Significant tax changes will take effect from 6 April 2020 in relation to the taxation of UK property, effecting Capital Gains Tax (CGT) payments
It is imperative that individuals are aware of these changes, and their revised obligations, otherwise they may come as a nasty surprise.
30 days reporting and tax payment deadline
Prior to the 6 April 2020, CGT arising from the sale of a UK property would have been payable on 31 January following the end of the tax year of the sale. For example, if you sold a property on 12 December 2018 (the date of exchange), the CGT would have been payable on 31 January 2020.
The new rules will mean that any CGT payable on the sale of a UK property will need to be paid within 30 days of the completion date. This means any property with an ‘exchange of contracts’ date after 5 April 2020, will be subject to revised reporting and tax payment deadlines. In addition, a return must be submitted to HM Revenue & Customs (“HMRC”) reporting the gain within 30 days of the completion date, unless the property is sold on a no gain / loss basis or if there is no CGT to pay. If the deadline is missed, interest and penalties will be charged.
It’s worth mentioning that where a property has been occupied as an individual’s main residence, CGT is unlikely to arise on the sale of the property. These changes will primarily impact individuals with more than one property.
This change will dramatically impact individuals who sell property within the early part of the 2020 tax year
Currently, there can be a delay between the capital gain arising on the sale and the actual payment of CGT of as much as 22 months, i.e. if a gain is made by a UK resident individual on 6 April 2019, the CGT is payable by 31 January 2021. Under the new rules, the CGT due on a gain arising exactly a year later would be payable by 6 May 2020 i.e. selling a property on 6 April 2020 means you would have to pay GCT on 6 May 2020 – over a year earlier than the current rules.
HMRC accept that it may not be possible to calculate the exact amount of CGT due within 30 days of completion, particularly as the rate of CGT applicable (18% or 28% for 2019/20) to the disposal will be dictated by the taxpayers’ other taxable income and gains. A ‘reasonable’ calculation must therefore be made and the full CGT payment made ‘on account’. For those already within the self-assessment regime, the capital gain must be reported (again) on their self-assessment tax return, as it currently would be, with any CGT variance adjusted via the usual self-assessment payment / repayment mechanism.
Similar legislation was initially rolled out in 2015 for non-UK resident individuals selling UK residential property. This was extended to non-UK residents holding any type of UK land or property in respect of gains which accrued from 5 April 2015 for residential property and 5 April 2019 for non-residential property. This also applies to UK land and property held within a company, or other ‘wrapper’, after 5 April 2019.
In addition to the changes to capital gains tax on the sale of properties, the 6 April 2020 will also see changes to private residence relief
Often referred to as PPR, private residence relief, includes the provision for ‘deemed’ occupation for the final 18 months of ownership where a property has been occupied as a main residence at some point. During this deemed period of occupation, the individual need not physically occupy the property, so long as they have at some point during ownership. This deemed period was previously 36 months and was reduced to 18 months by the Finance Bill 2014.

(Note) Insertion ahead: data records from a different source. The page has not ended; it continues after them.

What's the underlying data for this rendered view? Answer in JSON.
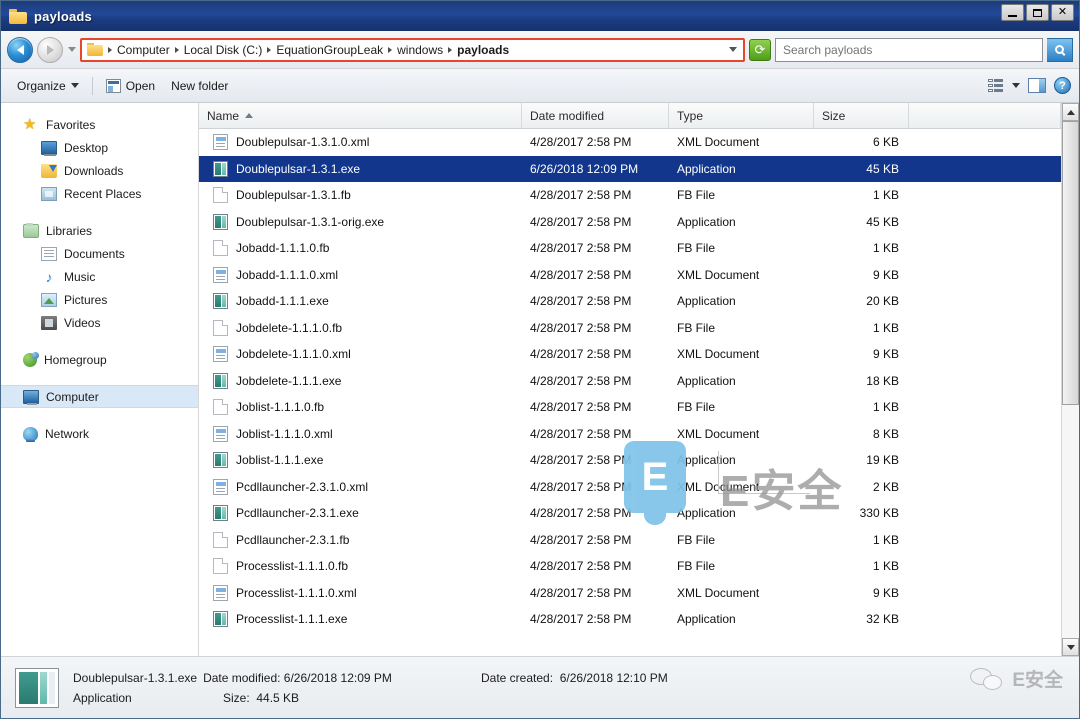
{
  "window": {
    "title": "payloads",
    "folder_icon": "folder-icon",
    "minimize_label": "",
    "maximize_label": "",
    "close_label": "✕"
  },
  "address_bar": {
    "back_icon": "back-arrow-icon",
    "forward_icon": "forward-arrow-icon",
    "history_icon": "chevron-down-icon",
    "folder_icon": "folder-icon",
    "crumbs": [
      "Computer",
      "Local Disk (C:)",
      "EquationGroupLeak",
      "windows",
      "payloads"
    ],
    "dropdown_icon": "chevron-down-icon",
    "refresh_icon": "refresh-icon",
    "refresh_glyph": "⟳",
    "highlight_color": "#e8452c"
  },
  "search": {
    "value": "",
    "placeholder": "Search payloads",
    "icon": "search-icon"
  },
  "toolbar": {
    "organize_label": "Organize",
    "open_label": "Open",
    "open_icon": "open-file-icon",
    "new_folder_label": "New folder",
    "view_icon": "view-list-icon",
    "view_caret_icon": "chevron-down-icon",
    "preview_pane_icon": "preview-pane-icon",
    "help_icon": "help-icon",
    "help_glyph": "?"
  },
  "sidebar": {
    "groups": [
      {
        "header": {
          "label": "Favorites",
          "icon": "star-icon",
          "glyph": "★"
        },
        "items": [
          {
            "label": "Desktop",
            "icon": "desktop-icon"
          },
          {
            "label": "Downloads",
            "icon": "downloads-icon"
          },
          {
            "label": "Recent Places",
            "icon": "recent-places-icon"
          }
        ]
      },
      {
        "header": {
          "label": "Libraries",
          "icon": "libraries-icon"
        },
        "items": [
          {
            "label": "Documents",
            "icon": "documents-icon"
          },
          {
            "label": "Music",
            "icon": "music-icon",
            "glyph": "♪"
          },
          {
            "label": "Pictures",
            "icon": "pictures-icon"
          },
          {
            "label": "Videos",
            "icon": "videos-icon"
          }
        ]
      },
      {
        "header": {
          "label": "Homegroup",
          "icon": "homegroup-icon"
        },
        "items": []
      },
      {
        "header": {
          "label": "Computer",
          "icon": "computer-icon",
          "selected": true
        },
        "items": []
      },
      {
        "header": {
          "label": "Network",
          "icon": "network-icon"
        },
        "items": []
      }
    ]
  },
  "file_list": {
    "columns": [
      {
        "key": "name",
        "label": "Name",
        "sorted": true,
        "sort_icon": "sort-ascending-icon"
      },
      {
        "key": "date",
        "label": "Date modified"
      },
      {
        "key": "type",
        "label": "Type"
      },
      {
        "key": "size",
        "label": "Size"
      }
    ],
    "rows": [
      {
        "name": "Doublepulsar-1.3.1.0.xml",
        "date": "4/28/2017 2:58 PM",
        "type": "XML Document",
        "size": "6 KB",
        "icon": "xml-file-icon",
        "selected": false
      },
      {
        "name": "Doublepulsar-1.3.1.exe",
        "date": "6/26/2018 12:09 PM",
        "type": "Application",
        "size": "45 KB",
        "icon": "exe-file-icon",
        "selected": true
      },
      {
        "name": "Doublepulsar-1.3.1.fb",
        "date": "4/28/2017 2:58 PM",
        "type": "FB File",
        "size": "1 KB",
        "icon": "fb-file-icon",
        "selected": false
      },
      {
        "name": "Doublepulsar-1.3.1-orig.exe",
        "date": "4/28/2017 2:58 PM",
        "type": "Application",
        "size": "45 KB",
        "icon": "exe-file-icon",
        "selected": false
      },
      {
        "name": "Jobadd-1.1.1.0.fb",
        "date": "4/28/2017 2:58 PM",
        "type": "FB File",
        "size": "1 KB",
        "icon": "fb-file-icon",
        "selected": false
      },
      {
        "name": "Jobadd-1.1.1.0.xml",
        "date": "4/28/2017 2:58 PM",
        "type": "XML Document",
        "size": "9 KB",
        "icon": "xml-file-icon",
        "selected": false
      },
      {
        "name": "Jobadd-1.1.1.exe",
        "date": "4/28/2017 2:58 PM",
        "type": "Application",
        "size": "20 KB",
        "icon": "exe-file-icon",
        "selected": false
      },
      {
        "name": "Jobdelete-1.1.1.0.fb",
        "date": "4/28/2017 2:58 PM",
        "type": "FB File",
        "size": "1 KB",
        "icon": "fb-file-icon",
        "selected": false
      },
      {
        "name": "Jobdelete-1.1.1.0.xml",
        "date": "4/28/2017 2:58 PM",
        "type": "XML Document",
        "size": "9 KB",
        "icon": "xml-file-icon",
        "selected": false
      },
      {
        "name": "Jobdelete-1.1.1.exe",
        "date": "4/28/2017 2:58 PM",
        "type": "Application",
        "size": "18 KB",
        "icon": "exe-file-icon",
        "selected": false
      },
      {
        "name": "Joblist-1.1.1.0.fb",
        "date": "4/28/2017 2:58 PM",
        "type": "FB File",
        "size": "1 KB",
        "icon": "fb-file-icon",
        "selected": false
      },
      {
        "name": "Joblist-1.1.1.0.xml",
        "date": "4/28/2017 2:58 PM",
        "type": "XML Document",
        "size": "8 KB",
        "icon": "xml-file-icon",
        "selected": false
      },
      {
        "name": "Joblist-1.1.1.exe",
        "date": "4/28/2017 2:58 PM",
        "type": "Application",
        "size": "19 KB",
        "icon": "exe-file-icon",
        "selected": false
      },
      {
        "name": "Pcdllauncher-2.3.1.0.xml",
        "date": "4/28/2017 2:58 PM",
        "type": "XML Document",
        "size": "2 KB",
        "icon": "xml-file-icon",
        "selected": false
      },
      {
        "name": "Pcdllauncher-2.3.1.exe",
        "date": "4/28/2017 2:58 PM",
        "type": "Application",
        "size": "330 KB",
        "icon": "exe-file-icon",
        "selected": false
      },
      {
        "name": "Pcdllauncher-2.3.1.fb",
        "date": "4/28/2017 2:58 PM",
        "type": "FB File",
        "size": "1 KB",
        "icon": "fb-file-icon",
        "selected": false
      },
      {
        "name": "Processlist-1.1.1.0.fb",
        "date": "4/28/2017 2:58 PM",
        "type": "FB File",
        "size": "1 KB",
        "icon": "fb-file-icon",
        "selected": false
      },
      {
        "name": "Processlist-1.1.1.0.xml",
        "date": "4/28/2017 2:58 PM",
        "type": "XML Document",
        "size": "9 KB",
        "icon": "xml-file-icon",
        "selected": false
      },
      {
        "name": "Processlist-1.1.1.exe",
        "date": "4/28/2017 2:58 PM",
        "type": "Application",
        "size": "32 KB",
        "icon": "exe-file-icon",
        "selected": false
      }
    ],
    "scrollbar": {
      "up_icon": "scroll-up-icon",
      "down_icon": "scroll-down-icon"
    }
  },
  "status_bar": {
    "icon": "exe-file-icon",
    "file_name": "Doublepulsar-1.3.1.exe",
    "date_modified_label": "Date modified:",
    "date_modified_value": "6/26/2018 12:09 PM",
    "date_created_label": "Date created:",
    "date_created_value": "6/26/2018 12:10 PM",
    "type_value": "Application",
    "size_label": "Size:",
    "size_value": "44.5 KB"
  },
  "watermarks": {
    "center_badge": "E",
    "center_text": "E安全",
    "corner_icon": "wechat-icon",
    "corner_text": "E安全"
  }
}
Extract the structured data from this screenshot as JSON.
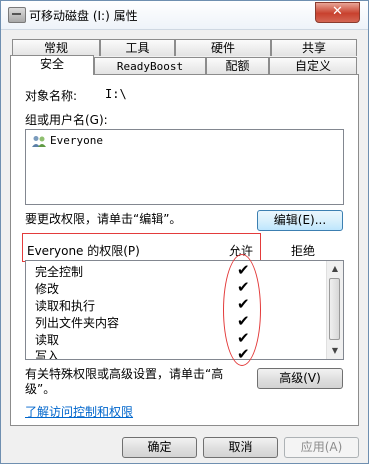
{
  "window": {
    "title": "可移动磁盘 (I:) 属性",
    "close_glyph": "✕"
  },
  "tabs_row1": [
    "常规",
    "工具",
    "硬件",
    "共享"
  ],
  "tabs_row2": [
    "安全",
    "ReadyBoost",
    "配额",
    "自定义"
  ],
  "active_tab": "安全",
  "object_label": "对象名称:",
  "object_value": "I:\\",
  "group_label": "组或用户名(G):",
  "users": [
    "Everyone"
  ],
  "change_hint": "要更改权限，请单击“编辑”。",
  "edit_button": "编辑(E)...",
  "perm_header": "Everyone 的权限(P)",
  "allow_header": "允许",
  "deny_header": "拒绝",
  "permissions": [
    {
      "name": "完全控制",
      "allow": "✔"
    },
    {
      "name": "修改",
      "allow": "✔"
    },
    {
      "name": "读取和执行",
      "allow": "✔"
    },
    {
      "name": "列出文件夹内容",
      "allow": "✔"
    },
    {
      "name": "读取",
      "allow": "✔"
    },
    {
      "name": "写入",
      "allow": "✔"
    }
  ],
  "advanced_hint_line1": "有关特殊权限或高级设置，请单击“高",
  "advanced_hint_line2": "级”。",
  "advanced_button": "高级(V)",
  "learn_link": "了解访问控制和权限",
  "ok_button": "确定",
  "cancel_button": "取消",
  "apply_button": "应用(A)",
  "scroll_up": "▲",
  "scroll_down": "▼"
}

From 6 April 2020 the final period of deemed occupation will reduce from 18 months to nine months. Any property sold after 6 April 2020 will only be able to claim nine months PRR. Clearly this has the potential to create a CGT liability on the sale of property taking place after 6 April 2020 which would have otherwise been covered by relief in full under the existing rules.
The final changes being introduced on 6 April 2020 relate to lettings relief
Where a property disposal qualifies for private residence relief (PPR), it may also be possible to obtain lettings relief. This relief can be an incredibly valuable additional relief for periods where a property has been let and can be worth up to £40,000 each for a couple, exempting up to £80,000 of capital gains for jointly owned properties.
With effect from 6 April 2020, the availability of the relief will be dramatically curtailed and will only be available to owners who share occupancy with a tenant i.e. they let out a spare room or similar. Any periods where the owner has moved out of the property and not shared occupancy will not be covered by the relief from April 2020.
At Paradigm Norton we have a multi-disciplinary team who can provide you with a holistic approach that combines accountancy and tax requirements with your financial planning. If you would like to speak to the team about the matters raised in this article please give us a call today on 01275 370670. We would love to hear from you.
Every care has been taken to ensure that this information is correct and in accordance with our understanding of the law and HM Revenue & Customs practice, which may change in the future.
This article has been published for educational purposes only and should not be considered investment advice or an offer of any product for sale and does not represent a recommendation of any particular security, strategy or investment product. Information contained herein has been obtained from sources believed to be reliable, but is not guaranteed. The Financial Conduct Authority does not regulate tax planning.